DNRC & DES
urging homeowners to
prepare for 2001 fire season

May 3, 2001
Seeley Swan Pathfinder
Seeley Lake, Montana

Helena, Mont. Fire season 2000 impacted Montanan's statewide as nearly 1 million acres of forest and grassland were burned.Additionally, 321 structures, 86 primary residences, 133 outbuildings and 2 commercial buildings were destroyed. The impacts of last summer's fires are still being felt as we near the upcoming fire season.

In anticipation, the Department of Natural Resources & Conservation (DNRC) and Department of Emergency Services (DES) are urging homeowners to take the precautionary steps now, in preparation for the summer fire season, with firewise landscaping and defensible zone activities on and around their homes.

Defensible space and firewise landscaping can create a line of defense against the threat of wildfire by creating a safety zone around a home.The goal is to break the chain of flammable fuels between the home and the surrounding forest.
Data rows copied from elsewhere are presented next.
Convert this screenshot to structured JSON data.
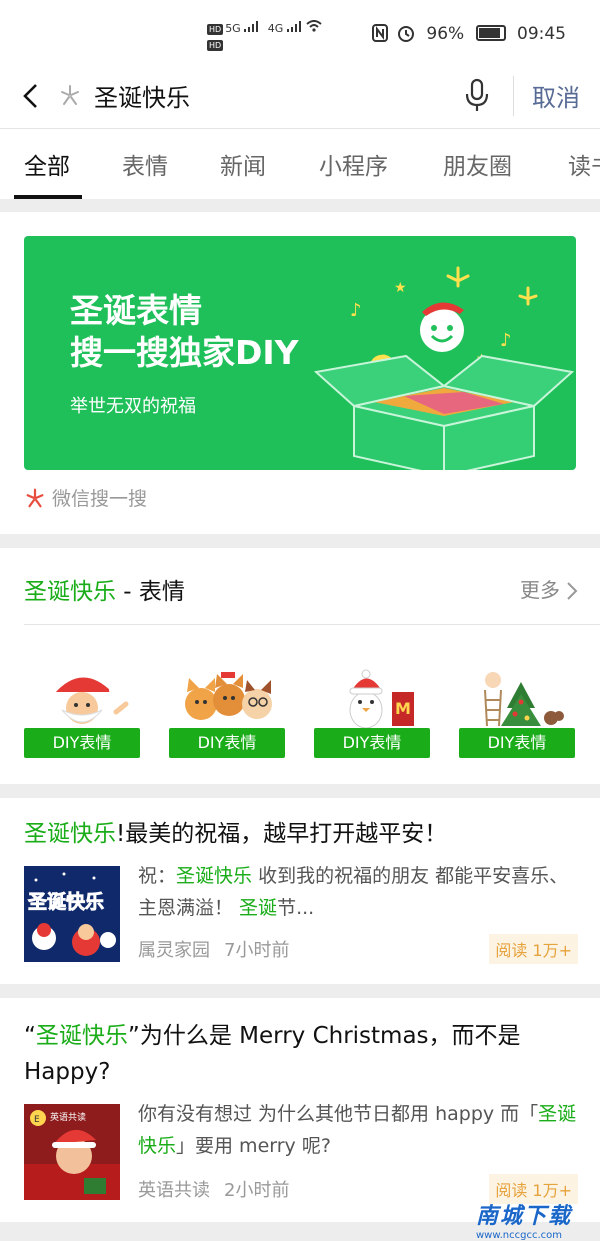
{
  "status_bar": {
    "hd1": "HD",
    "signal1": "5G",
    "hd2": "HD",
    "signal2": "4G",
    "nfc_icon": "nfc-icon",
    "alarm_icon": "alarm-icon",
    "battery": "96%",
    "time": "09:45"
  },
  "search": {
    "query": "圣诞快乐",
    "cancel_label": "取消"
  },
  "tabs": [
    {
      "label": "全部"
    },
    {
      "label": "表情"
    },
    {
      "label": "新闻"
    },
    {
      "label": "小程序"
    },
    {
      "label": "朋友圈"
    },
    {
      "label": "读书"
    }
  ],
  "banner": {
    "title_line1": "圣诞表情",
    "title_line2": "搜一搜独家DIY",
    "subtitle": "举世无双的祝福",
    "brand": "微信搜一搜",
    "accent_color": "#1fbf5a"
  },
  "stickers_section": {
    "title_highlight": "圣诞快乐",
    "title_rest": " - 表情",
    "more_label": "更多",
    "items": [
      {
        "button_label": "DIY表情",
        "icon": "santa-sticker-icon"
      },
      {
        "button_label": "DIY表情",
        "icon": "cats-sticker-icon"
      },
      {
        "button_label": "DIY表情",
        "icon": "penguin-sticker-icon"
      },
      {
        "button_label": "DIY表情",
        "icon": "tree-sticker-icon"
      }
    ]
  },
  "articles": [
    {
      "title_highlight": "圣诞快乐",
      "title_rest": "!最美的祝福，越早打开越平安！",
      "desc_prefix": "祝：",
      "desc_highlight1": "圣诞快乐",
      "desc_mid": " 收到我的祝福的朋友 都能平安喜乐、 主恩满溢！ ",
      "desc_highlight2": "圣诞",
      "desc_suffix": "节...",
      "thumb_text": "圣诞快乐",
      "source": "属灵家园",
      "time": "7小时前",
      "reads": "阅读 1万+"
    },
    {
      "title_prefix": "“",
      "title_highlight": "圣诞快乐",
      "title_rest": "”为什么是 Merry Christmas，而不是 Happy?",
      "desc_prefix": "你有没有想过 为什么其他节日都用 happy 而「",
      "desc_highlight": "圣诞快乐",
      "desc_suffix": "」要用 merry 呢?",
      "thumb_text": "英语共读",
      "source": "英语共读",
      "time": "2小时前",
      "reads": "阅读 1万+"
    }
  ],
  "watermark": {
    "main": "南城下载",
    "sub": "www.nccgcc.com"
  }
}
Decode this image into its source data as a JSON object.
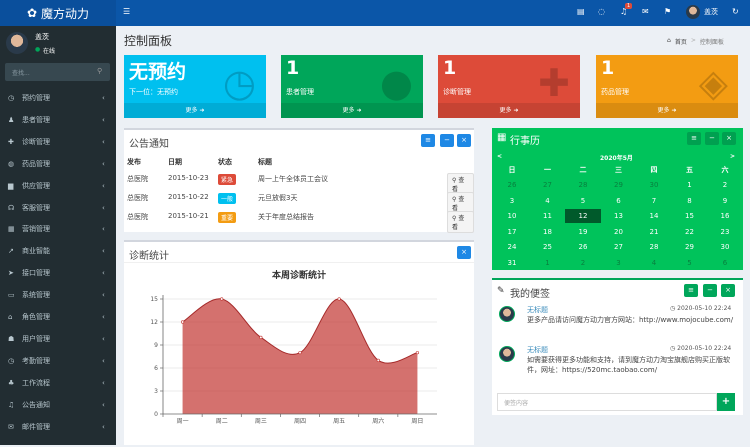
{
  "app": {
    "title": "魔方动力",
    "user": "盖茨",
    "status": "在线",
    "notif_count": "1"
  },
  "search": {
    "placeholder": "查找..."
  },
  "sidebar": {
    "items": [
      {
        "label": "预约管理",
        "icon": "◷"
      },
      {
        "label": "患者管理",
        "icon": "♟"
      },
      {
        "label": "诊断管理",
        "icon": "✚"
      },
      {
        "label": "药品管理",
        "icon": "◍"
      },
      {
        "label": "供应管理",
        "icon": "▆"
      },
      {
        "label": "客服管理",
        "icon": "☊"
      },
      {
        "label": "营销管理",
        "icon": "▦"
      },
      {
        "label": "商业智能",
        "icon": "↗"
      },
      {
        "label": "接口管理",
        "icon": "➤"
      },
      {
        "label": "系统管理",
        "icon": "▭"
      },
      {
        "label": "角色管理",
        "icon": "⌂"
      },
      {
        "label": "用户管理",
        "icon": "☗"
      },
      {
        "label": "考勤管理",
        "icon": "◷"
      },
      {
        "label": "工作流程",
        "icon": "♣"
      },
      {
        "label": "公告通知",
        "icon": "♫"
      },
      {
        "label": "邮件管理",
        "icon": "✉"
      }
    ]
  },
  "page": {
    "title": "控制面板",
    "breadcrumb_home": "首页",
    "breadcrumb_current": "控制面板"
  },
  "boxes": [
    {
      "num": "无预约",
      "label": "下一位：无预约",
      "more": "更多 ➜",
      "color": "#00c0ef",
      "icon": "◷"
    },
    {
      "num": "1",
      "label": "患者管理",
      "more": "更多 ➜",
      "color": "#00a65a",
      "icon": "●"
    },
    {
      "num": "1",
      "label": "诊断管理",
      "more": "更多 ➜",
      "color": "#dd4b39",
      "icon": "✚"
    },
    {
      "num": "1",
      "label": "药品管理",
      "more": "更多 ➜",
      "color": "#f39c12",
      "icon": "◈"
    }
  ],
  "notice": {
    "title": "公告通知",
    "headers": [
      "发布",
      "日期",
      "状态",
      "标题"
    ],
    "view_label": "查看",
    "rows": [
      {
        "pub": "总医院",
        "date": "2015-10-23",
        "status": "紧急",
        "status_color": "#dd4b39",
        "title": "周一上午全体员工会议"
      },
      {
        "pub": "总医院",
        "date": "2015-10-22",
        "status": "一般",
        "status_color": "#00c0ef",
        "title": "元旦放假3天"
      },
      {
        "pub": "总医院",
        "date": "2015-10-21",
        "status": "重要",
        "status_color": "#f39c12",
        "title": "关于年度总结报告"
      }
    ]
  },
  "calendar": {
    "title": "行事历",
    "month": "2020年5月",
    "prev": "<",
    "next": ">",
    "weekdays": [
      "日",
      "一",
      "二",
      "三",
      "四",
      "五",
      "六"
    ],
    "weeks": [
      [
        "26",
        "27",
        "28",
        "29",
        "30",
        "1",
        "2"
      ],
      [
        "3",
        "4",
        "5",
        "6",
        "7",
        "8",
        "9"
      ],
      [
        "10",
        "11",
        "12",
        "13",
        "14",
        "15",
        "16"
      ],
      [
        "17",
        "18",
        "19",
        "20",
        "21",
        "22",
        "23"
      ],
      [
        "24",
        "25",
        "26",
        "27",
        "28",
        "29",
        "30"
      ],
      [
        "31",
        "1",
        "2",
        "3",
        "4",
        "5",
        "6"
      ]
    ],
    "today": "12"
  },
  "stats": {
    "title": "诊断统计"
  },
  "chart_data": {
    "type": "area",
    "title": "本周诊断统计",
    "categories": [
      "周一",
      "周二",
      "周三",
      "周四",
      "周五",
      "周六",
      "周日"
    ],
    "values": [
      12,
      15,
      10,
      8,
      15,
      7,
      8
    ],
    "ylim": [
      0,
      15
    ],
    "yticks": [
      0,
      3,
      6,
      9,
      12,
      15
    ],
    "color": "#c23531"
  },
  "notes": {
    "title": "我的便签",
    "placeholder": "便签内容",
    "items": [
      {
        "title": "无标题",
        "time": "◷ 2020-05-10 22:24",
        "text": "更多产品请访问魔方动力官方网站：http://www.mojocube.com/"
      },
      {
        "title": "无标题",
        "time": "◷ 2020-05-10 22:24",
        "text": "如需要获得更多功能和支持，请到魔方动力淘宝旗舰店购买正版软件，网址：https://520mc.taobao.com/"
      }
    ]
  }
}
Defensible space reduces the wildfire threat by changing the characteristics of the adjacent vegetation.

"Fire season 2001 has already begun and we are urging people now to begin working around their homes to create defensible space," stated DNRC Fire Prevention Specialist, D.C. Haas.

"Now is the time of year when people take tools in hand and begin working in their yards. We are asking people to work not only in their yards but also on their property." According to Haas, there are many steps that homeowners can take now, such as cleaning roofs and gutters of debris, that make a big difference should a home be threatened by a wildfire."As summer 2001 draws nearer, it is imperative those homeowners that live in the urban interface, or areas near forests, take precautionary steps to prevent a wildfire from destroying their home," stated Haas.

For more information about preparing your home for the upcoming fire season, log onto the following websites: dnrc.state.mt.us, keepgreen.org, firewise.org, or extension.unr.edu/fire/frontpage.html.

Or contact your local DNRC office, USDA Forest Service office or fire department.